This paper presents an image analysis of a laboratory-based rollover crash test using camera-matching photogrammetry. The procedures pertaining to setup, analysis and data process used in this method are outlined. Vehicle roll angle and rate calculated using the method are presented and compared to the measured values obtained using a vehicle mounted angular rate sensor. Areas for improvement, accuracy determination, and vehicle kinematics analysis are discussed. This paper concludes that the photogrammetric method presented is a useful tool to extract vehicle roll angle data from test video. However, development of a robust post-processing tool for general application to crash safety analysis requires further exploration.
Technical Paper

Modeling of Spot Weld under Impact Loading and Its Effect on Crash Simulation

Spot weld is the primary joining method to assemble the automotive body structure. In any crash events some separation of spot-welds can be expected. However, if this happens in critical areas of the vehicle it can potentially affect the integrity of the structure. It will be beneficial to identify such issues through CAE simulation before prototypes are built and tested. This paper reports a spot weld modeling methodology to characterize spot weld separation and its application in full vehicle crash simulation. A generalized two-node spring element with 6 DOF at each node is used to model the spot weld. Separation of spot welds is modeled using three alternative rupture criteria defined in terms of peak force, displacement and energy. Component level crash tests are conducted using VIA sled at various impact speeds to determine mean crush load and identify possible separation of welds.
Technical Paper

Modal and Impact Simulations of a Tire in Time Domain

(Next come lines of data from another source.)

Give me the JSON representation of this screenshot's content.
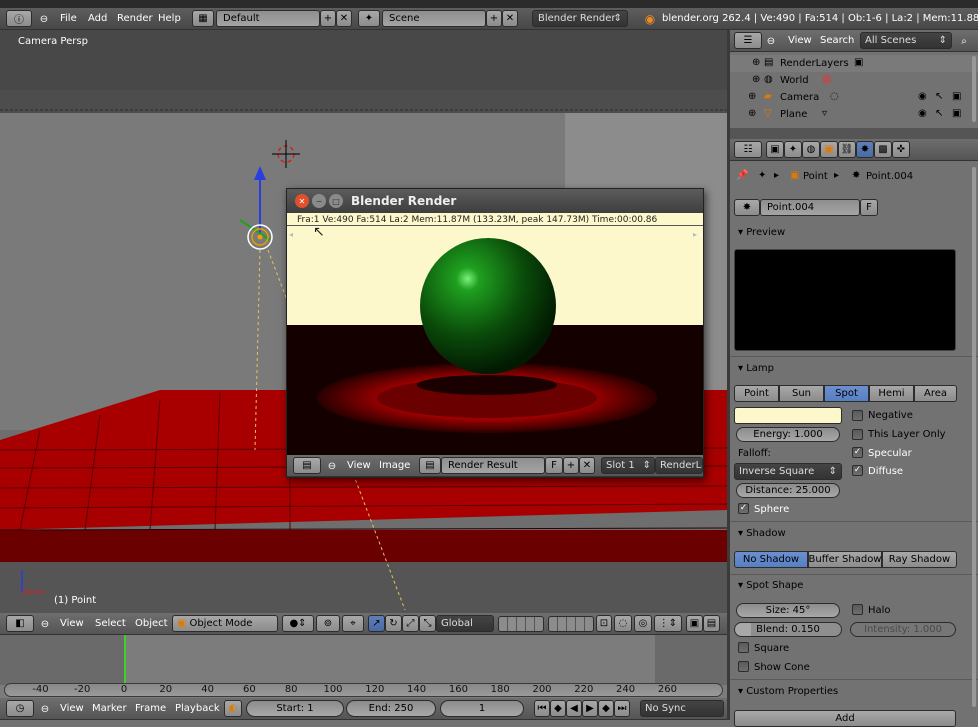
{
  "topbar": {
    "menus": [
      "File",
      "Add",
      "Render",
      "Help"
    ],
    "layout_value": "Default",
    "scene_value": "Scene",
    "engine_value": "Blender Render",
    "stats": "blender.org 262.4 | Ve:490 | Fa:514 | Ob:1-6 | La:2 | Mem:11.88M | (133.2"
  },
  "viewport": {
    "label": "Camera Persp",
    "object_label": "(1) Point"
  },
  "viewport_header": {
    "menus": [
      "View",
      "Select",
      "Object"
    ],
    "mode_value": "Object Mode",
    "orientation_value": "Global"
  },
  "render_window": {
    "title": "Blender Render",
    "status": "Fra:1  Ve:490 Fa:514 La:2 Mem:11.87M (133.23M, peak 147.73M) Time:00:00.86",
    "menus": [
      "View",
      "Image"
    ],
    "image_value": "Render Result",
    "f_label": "F",
    "slot_value": "Slot 1",
    "layer_value": "RenderLay"
  },
  "timeline": {
    "ticks": [
      "-40",
      "-20",
      "0",
      "20",
      "40",
      "60",
      "80",
      "100",
      "120",
      "140",
      "160",
      "180",
      "200",
      "220",
      "240",
      "260"
    ],
    "menus": [
      "View",
      "Marker",
      "Frame",
      "Playback"
    ],
    "start": "Start: 1",
    "end": "End: 250",
    "current": "1",
    "sync": "No Sync"
  },
  "outliner": {
    "menus": [
      "View",
      "Search"
    ],
    "filter_value": "All Scenes",
    "items": [
      "RenderLayers",
      "World",
      "Camera",
      "Plane"
    ]
  },
  "properties": {
    "breadcrumb": [
      "Point",
      "Point.004"
    ],
    "datablock_name": "Point.004",
    "datablock_f": "F",
    "preview_header": "Preview",
    "lamp_header": "Lamp",
    "lamp_types": [
      "Point",
      "Sun",
      "Spot",
      "Hemi",
      "Area"
    ],
    "lamp_type_active": "Spot",
    "negative": "Negative",
    "this_layer_only": "This Layer Only",
    "energy": "Energy: 1.000",
    "specular": "Specular",
    "diffuse": "Diffuse",
    "falloff_label": "Falloff:",
    "falloff_value": "Inverse Square",
    "distance": "Distance: 25.000",
    "sphere": "Sphere",
    "shadow_header": "Shadow",
    "shadow_types": [
      "No Shadow",
      "Buffer Shadow",
      "Ray Shadow"
    ],
    "spot_header": "Spot Shape",
    "size": "Size: 45°",
    "halo": "Halo",
    "blend": "Blend: 0.150",
    "intensity": "Intensity: 1.000",
    "square": "Square",
    "show_cone": "Show Cone",
    "custom_header": "Custom Properties",
    "add_label": "Add"
  },
  "colors": {
    "accent": "#5680c2",
    "floor": "#a00000",
    "render_bg": "#fdf8cc"
  }
}
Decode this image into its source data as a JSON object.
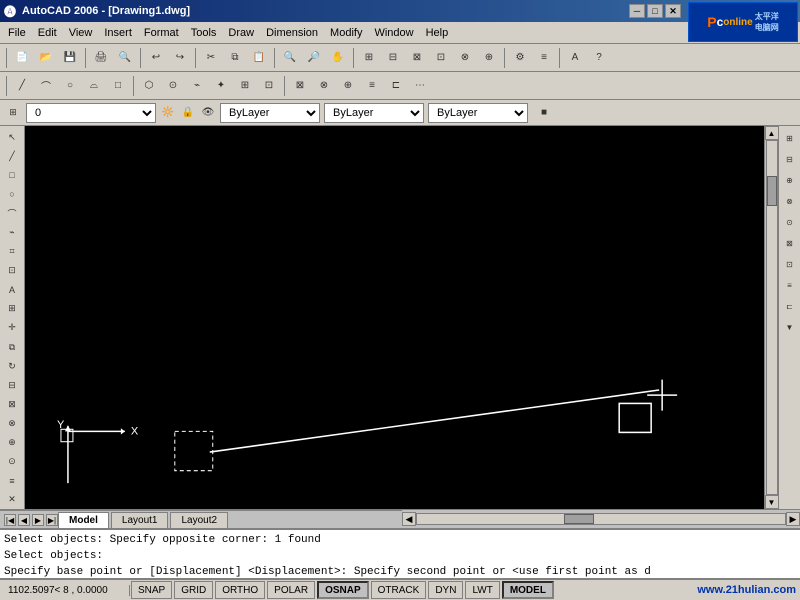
{
  "titlebar": {
    "title": "AutoCAD 2006 - [Drawing1.dwg]",
    "minimize": "─",
    "maximize": "□",
    "close": "✕"
  },
  "logo": {
    "text": "Pconline",
    "subtext": "太平洋电脑网",
    "watermark": "www.21hulian.com"
  },
  "menu": {
    "items": [
      "File",
      "Edit",
      "View",
      "Insert",
      "Format",
      "Tools",
      "Draw",
      "Dimension",
      "Modify",
      "Window",
      "Help"
    ]
  },
  "layer_bar": {
    "layer_name": "0",
    "color": "ByLayer",
    "linetype": "ByLayer",
    "lineweight": "ByLayer"
  },
  "tabs": {
    "model_label": "Model",
    "layout1_label": "Layout1",
    "layout2_label": "Layout2"
  },
  "command_lines": {
    "line1": "Select objects: Specify opposite corner: 1 found",
    "line2": "Select objects:",
    "line3": "Specify base point or [Displacement] <Displacement>: Specify second point or <use first point as d"
  },
  "status_bar": {
    "coords": "1102.5097< 8     ,  0.0000",
    "snap": "SNAP",
    "grid": "GRID",
    "ortho": "ORTHO",
    "polar": "POLAR",
    "osnap": "OSNAP",
    "otrack": "OTRACK",
    "dyn": "DYN",
    "lwt": "LWT",
    "model": "MODEL"
  },
  "toolbar_icons": {
    "new": "📄",
    "open": "📂",
    "save": "💾",
    "print": "🖨",
    "undo": "↩",
    "redo": "↪",
    "cut": "✂",
    "copy": "⧉",
    "paste": "📋",
    "zoom_in": "+",
    "zoom_out": "-",
    "pan": "✋",
    "regen": "↺"
  },
  "left_toolbar_icons": [
    "╱",
    "→",
    "□",
    "○",
    "⌒",
    "⛭",
    "✏",
    "⬡",
    "△",
    "✦",
    "⬭",
    "〄",
    "⊙",
    "⊞",
    "⊠",
    "⊡",
    "≡",
    "⊏",
    "⊗",
    "⋯"
  ],
  "right_toolbar_icons": [
    "☰",
    "⊞",
    "⊟",
    "⊕",
    "⊖",
    "⊗",
    "⊘",
    "⊙",
    "⊚",
    "⊛",
    "⊜",
    "⊝"
  ]
}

Tires are a key factor determining vehicle NVH performance. Tire models are usually reduced to linear modal models in the frequency domain even though the tire behaves nonlinearly in vibration and impact performance. Improving the CAE capability of vehicle NVH prediction requires an appropriately representative tire model and finite element analysis program capable of non-linear transient analysis. In this paper a detailed tire model of solid elements has been developed. Using an explicit integration finite element program, the nonlinear effects in tire modal extractions were studied. The finite element model tire was inflated and preloaded against a flat platform with applied impulse loads to simulate the laboratory tire hammer impact tests. The tire modes in each direction were then extracted with fast Fourier transformation to compare with traditional finite element method generated modes and vehicle NVH test data.